|Amazon Price||New from||Used from|
Private investigator Kinsey Millhone has served Sue Grafton well through 16 letters of the alphabet in a perennially popular series that occasionally breaks new ground but more often traverses familiar territory, as is the case here. Two old, ailing cops--one retired, the other disabled--try to breathe some life into an 18-year-old mystery that haunts them both for different reasons. They enlist Kinsey's help in identifying the victim, a young woman who was murdered and left for dead in the old quarry of the title. Neither they nor Kinsey expect that reopening an old case will incite the killer to strike again--not once, but twice. And while the real case of the still-unidentified victim that inspired this fictionalized scenario continues to languish in the cold case file in the Santa Barbara sheriff's office, Grafton's solution is as plausible as any. While the unlikely trio of Millhone and her cranky geezer sidekicks offers a few chuckles, the inner reaches of Kinsey's soul remain largely inaccessible to her as well as to the reader, which will probably not bother most of Kinsey's or Grafton's many admirers. --Jane Adams
While Kinsey Millhone is as energetic and tenacious as ever, and the plot hustles along at a gratifying pace, her 17th adventure is a little slow getting underway with all the initial accumulated biographical data. Two policemen out hunting discover a teenage girl's body near a quarry off California's Highway 1. Eighteen years later, the two recruit Millhone to help them try to identify the victim. Stacey Oliphant, now retired from the force, and Con Dolan, unwillingly sidelined by heart trouble, are as quarrelsome as an old married couple, but they both desperately want to find the killer in the quarry case. Their inquiries lead the trio from Santa Teresa to Quorum, a town in the desert near the Arizona border. At the time of the murder, a wrecked red convertible was found near the crime scene-stolen from an auto shop in Quorum. When Millhone and her cohorts talk to the grumpy shop owner, Ruel McPhee, and his charming son, Cornell, they get little information. Visits around town and probing conversations reveal various family secrets and covert liaisons, until the somewhat precipitous unmasking of the killer. Grafton briefly shoehorns in Millhone's interactions with her lost family, but that subject continues to feel as artificially imposed as it did in earlier books. A marvelously successful addition, however, is the twosome of Dolan and Oliphant. Their deftly rendered relationship is a delight; with any luck, the duo will appear in future Millhone mysteries. A main selection of the Literary Guild, Doubleday Book Club and Mystery Guild, and a BOMC featured selection.
Copyright 2002 Reed Business Information, Inc.
I really got onto this book. Make sure you read the epilogue, it's very interesting.Published 4 days ago by Montana Sal
As with so many books and series of books throughout my reading life, my wife; also a habitual reader (we have much is common) put me onto the works of Sue Grafton. Read morePublished 8 days ago by D. Blankenship

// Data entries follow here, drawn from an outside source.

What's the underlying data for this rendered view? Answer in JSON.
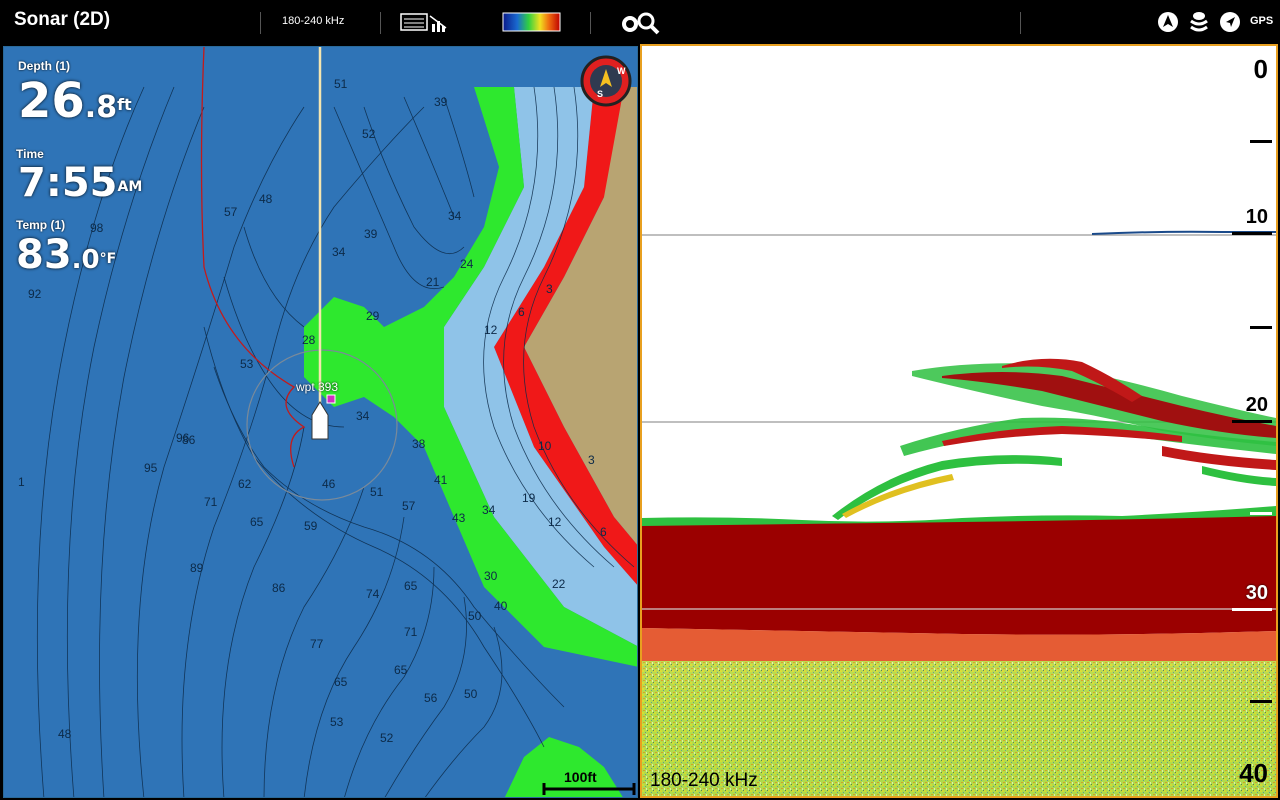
{
  "topbar": {
    "title": "Sonar (2D)",
    "frequency": "180-240 kHz",
    "icons": [
      "sonar-view-icon",
      "color-palette-icon",
      "settings-search-icon",
      "nav-arrow-icon",
      "layers-icon",
      "heading-icon",
      "gps-icon"
    ],
    "gps_label": "GPS"
  },
  "map": {
    "depth_label": "Depth (1)",
    "depth_value": "26",
    "depth_decimal": ".8",
    "depth_unit": "ft",
    "time_label": "Time",
    "time_value": "7:55",
    "time_suffix": "AM",
    "temp_label": "Temp (1)",
    "temp_value": "83",
    "temp_decimal": ".0",
    "temp_unit": "°F",
    "waypoint_label": "wpt 393",
    "scale_label": "100ft",
    "contour_labels": [
      "51",
      "52",
      "39",
      "48",
      "57",
      "98",
      "92",
      "39",
      "34",
      "34",
      "24",
      "34",
      "29",
      "21",
      "12",
      "6",
      "3",
      "28",
      "53",
      "96",
      "95",
      "86",
      "71",
      "62",
      "65",
      "59",
      "46",
      "51",
      "57",
      "43",
      "38",
      "41",
      "34",
      "30",
      "40",
      "50",
      "65",
      "74",
      "71",
      "65",
      "77",
      "86",
      "89",
      "65",
      "53",
      "52",
      "56",
      "50",
      "22",
      "19",
      "12",
      "10",
      "3",
      "6",
      "1",
      "48"
    ],
    "compass_letters": [
      "W",
      "S"
    ]
  },
  "sonar": {
    "scale": [
      "0",
      "10",
      "20",
      "30",
      "40"
    ],
    "frequency_label": "180-240 kHz"
  },
  "colors": {
    "deep_water": "#2f74b7",
    "shallow_green": "#2ee82e",
    "shallow_blue": "#8fc3e8",
    "shore_red": "#f01818",
    "land": "#b8a472",
    "sonar_bottom": "#9b0000",
    "accent_border": "#e8a020"
  }
}
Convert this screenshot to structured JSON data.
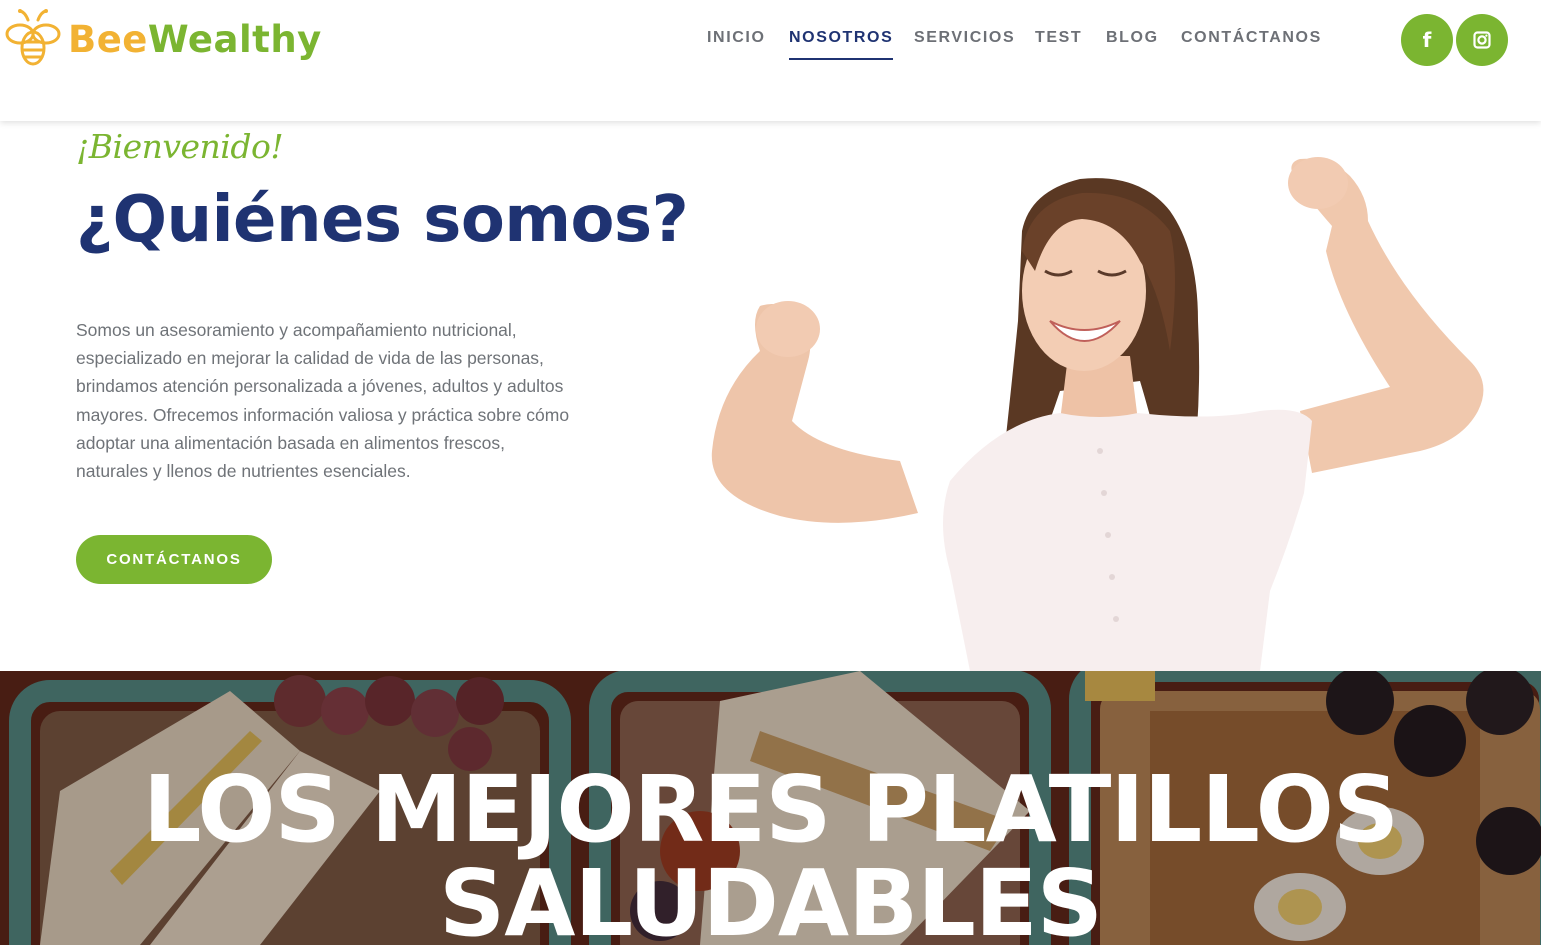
{
  "brand": {
    "name_part1": "Bee",
    "name_part2": "Wealthy",
    "colors": {
      "green": "#7bb531",
      "gold": "#f2b233",
      "navy": "#1f3372"
    }
  },
  "nav": {
    "items": [
      {
        "label": "INICIO",
        "active": false
      },
      {
        "label": "NOSOTROS",
        "active": true
      },
      {
        "label": "SERVICIOS",
        "active": false
      },
      {
        "label": "TEST",
        "active": false
      },
      {
        "label": "BLOG",
        "active": false
      },
      {
        "label": "CONTÁCTANOS",
        "active": false
      }
    ]
  },
  "social": {
    "facebook": {
      "icon": "facebook-icon",
      "glyph": "f"
    },
    "instagram": {
      "icon": "instagram-icon"
    }
  },
  "hero": {
    "welcome": "¡Bienvenido!",
    "title": "¿Quiénes somos?",
    "description": "Somos un asesoramiento y acompañamiento nutricional, especializado en mejorar la calidad de vida de las personas, brindamos atención personalizada a jóvenes, adultos y adultos mayores. Ofrecemos información valiosa y práctica sobre cómo adoptar una alimentación basada en alimentos frescos, naturales y llenos de nutrientes esenciales.",
    "cta_label": "CONTÁCTANOS"
  },
  "banner": {
    "line1": "LOS MEJORES PLATILLOS",
    "line2": "SALUDABLES"
  }
}
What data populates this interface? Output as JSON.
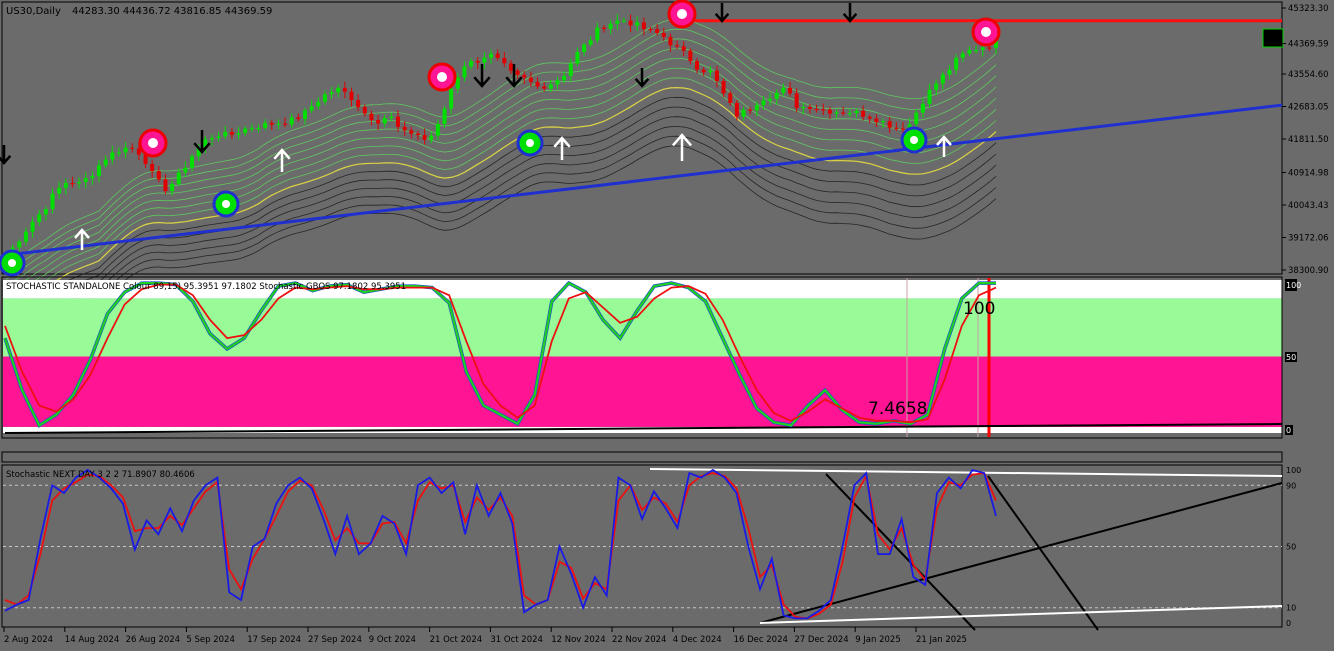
{
  "header": {
    "symbol_tf": "US30,Daily",
    "ohlc": "44283.30 44436.72 43816.85 44369.59"
  },
  "colors": {
    "background": "#6b6b6b",
    "bull": "#00e000",
    "bear": "#e00000",
    "trendline": "#1f2fd0",
    "resistance": "#ff1010",
    "band_green": "#98fb98",
    "band_pink": "#ff1493",
    "stoch_main": "#20d020",
    "stoch_signal": "#ee1010",
    "next_day_main": "#1a1ae6",
    "next_day_signal": "#ee1010"
  },
  "chart_data": [
    {
      "type": "candlestick",
      "title": "US30,Daily",
      "ylim": [
        38300.9,
        45323.3
      ],
      "y_ticks": [
        "45323.30",
        "44369.59",
        "43554.60",
        "42683.05",
        "41811.50",
        "40914.98",
        "40043.43",
        "39172.06",
        "38300.90"
      ],
      "current_price": "44369.59",
      "price_path": [
        38650,
        39100,
        39550,
        39900,
        40400,
        40700,
        40600,
        40900,
        41300,
        41500,
        41600,
        41400,
        40750,
        40450,
        40850,
        41350,
        41750,
        41950,
        41900,
        42050,
        42150,
        42200,
        42250,
        42300,
        42450,
        42800,
        43050,
        43150,
        42900,
        42500,
        42300,
        42450,
        41950,
        42000,
        41750,
        42200,
        43200,
        43800,
        43900,
        44100,
        43850,
        43500,
        43400,
        43200,
        43300,
        43500,
        44050,
        44400,
        44800,
        44950,
        45000,
        44850,
        44700,
        44600,
        44300,
        44050,
        43700,
        43600,
        43000,
        42450,
        42600,
        42900,
        43000,
        43150,
        42650,
        42700,
        42600,
        42550,
        42550,
        42500,
        42400,
        42250,
        42100,
        42200,
        42800,
        43250,
        43600,
        44000,
        44200,
        44300,
        44370
      ],
      "dates": [
        "2 Aug 2024",
        "14 Aug 2024",
        "26 Aug 2024",
        "5 Sep 2024",
        "17 Sep 2024",
        "27 Sep 2024",
        "9 Oct 2024",
        "21 Oct 2024",
        "31 Oct 2024",
        "12 Nov 2024",
        "22 Nov 2024",
        "4 Dec 2024",
        "16 Dec 2024",
        "27 Dec 2024",
        "9 Jan 2025",
        "21 Jan 2025"
      ],
      "trendline": {
        "from": 38700,
        "to": 42720
      },
      "resistance": 44980
    },
    {
      "type": "line",
      "title": "STOCHASTIC STANDALONE Colour 89,15) 95.3951 97.1802  Stochastic GBOS 97.1802 95.3951",
      "ylim": [
        0,
        100
      ],
      "bands": [
        {
          "from": 0,
          "to": 4,
          "color": "white"
        },
        {
          "from": 4,
          "to": 50,
          "color": "pink"
        },
        {
          "from": 50,
          "to": 88,
          "color": "green"
        },
        {
          "from": 88,
          "to": 100,
          "color": "white"
        }
      ],
      "annotations": [
        "100",
        "7.4658"
      ],
      "right_labels": [
        "100",
        "50",
        "0"
      ],
      "series": [
        {
          "values": [
            62,
            28,
            5,
            12,
            25,
            48,
            78,
            92,
            98,
            98,
            97,
            86,
            65,
            55,
            62,
            80,
            96,
            98,
            93,
            96,
            97,
            92,
            94,
            96,
            96,
            95,
            85,
            40,
            18,
            12,
            6,
            25,
            86,
            98,
            92,
            74,
            62,
            80,
            96,
            98,
            95,
            86,
            62,
            38,
            16,
            7,
            5,
            18,
            28,
            15,
            7,
            6,
            8,
            6,
            12,
            55,
            88,
            98,
            98
          ]
        },
        {
          "values": [
            70,
            40,
            18,
            14,
            22,
            38,
            62,
            84,
            94,
            97,
            97,
            90,
            74,
            62,
            64,
            74,
            88,
            95,
            94,
            95,
            96,
            94,
            94,
            95,
            95,
            95,
            90,
            60,
            32,
            18,
            10,
            18,
            60,
            88,
            92,
            82,
            72,
            76,
            88,
            95,
            96,
            91,
            74,
            50,
            28,
            13,
            8,
            14,
            22,
            16,
            10,
            8,
            8,
            7,
            9,
            35,
            70,
            90,
            95
          ]
        }
      ]
    },
    {
      "type": "line",
      "title": "Stochastic NEXT DAY 3 2 2 71.8907 80.4606",
      "ylim": [
        0,
        100
      ],
      "right_labels": [
        "100",
        "90",
        "50",
        "10",
        "0"
      ],
      "series": [
        {
          "name": "main",
          "values": [
            8,
            12,
            15,
            55,
            90,
            85,
            95,
            100,
            95,
            88,
            78,
            48,
            67,
            58,
            75,
            60,
            80,
            90,
            95,
            20,
            15,
            50,
            55,
            78,
            90,
            95,
            88,
            68,
            45,
            70,
            45,
            52,
            70,
            65,
            45,
            90,
            95,
            85,
            92,
            58,
            90,
            70,
            85,
            65,
            7,
            12,
            15,
            50,
            32,
            10,
            30,
            18,
            95,
            90,
            68,
            86,
            75,
            62,
            98,
            95,
            100,
            95,
            85,
            50,
            22,
            42,
            5,
            3,
            3,
            8,
            15,
            50,
            90,
            98,
            45,
            45,
            68,
            30,
            25,
            85,
            95,
            88,
            100,
            98,
            70
          ]
        },
        {
          "name": "signal",
          "values": [
            15,
            12,
            18,
            45,
            80,
            88,
            92,
            97,
            96,
            90,
            82,
            60,
            62,
            62,
            70,
            64,
            75,
            86,
            92,
            35,
            22,
            42,
            55,
            70,
            86,
            93,
            90,
            74,
            54,
            62,
            52,
            52,
            65,
            66,
            52,
            80,
            92,
            88,
            90,
            66,
            82,
            74,
            82,
            70,
            18,
            12,
            15,
            40,
            36,
            16,
            26,
            22,
            80,
            90,
            74,
            82,
            78,
            66,
            90,
            96,
            98,
            96,
            88,
            62,
            30,
            38,
            12,
            4,
            3,
            6,
            12,
            40,
            82,
            96,
            58,
            48,
            62,
            38,
            28,
            75,
            92,
            90,
            97,
            98,
            80
          ]
        }
      ]
    }
  ]
}
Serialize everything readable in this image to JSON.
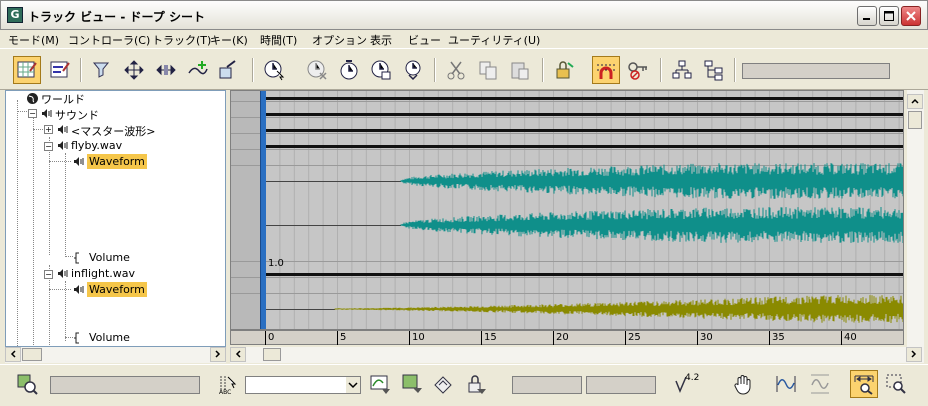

Sue Grafton follows her usual pattern of filling the pages with irrelevant descriptions in order to achieve a novel sized book. Read morePublished 17 days ago by LES BROWER
I have loved every one of these books! I feel like Kinsey is an old friend! Each book gives you enough information that it could easily stand alone. Read morePublished 19 days ago by Susan H. Bauer
As Parker cleans up Spenser's act, Kinsey's just gets nastier. There was a time when Kinsey nor any of her friends, foes or employers sought to salty up their language on an every... Read morePublished 21 days ago by A. Voracious Reader
Getting less detailed and more story, although some of the main characters had less in this bookPublished 1 month ago by Agnes M.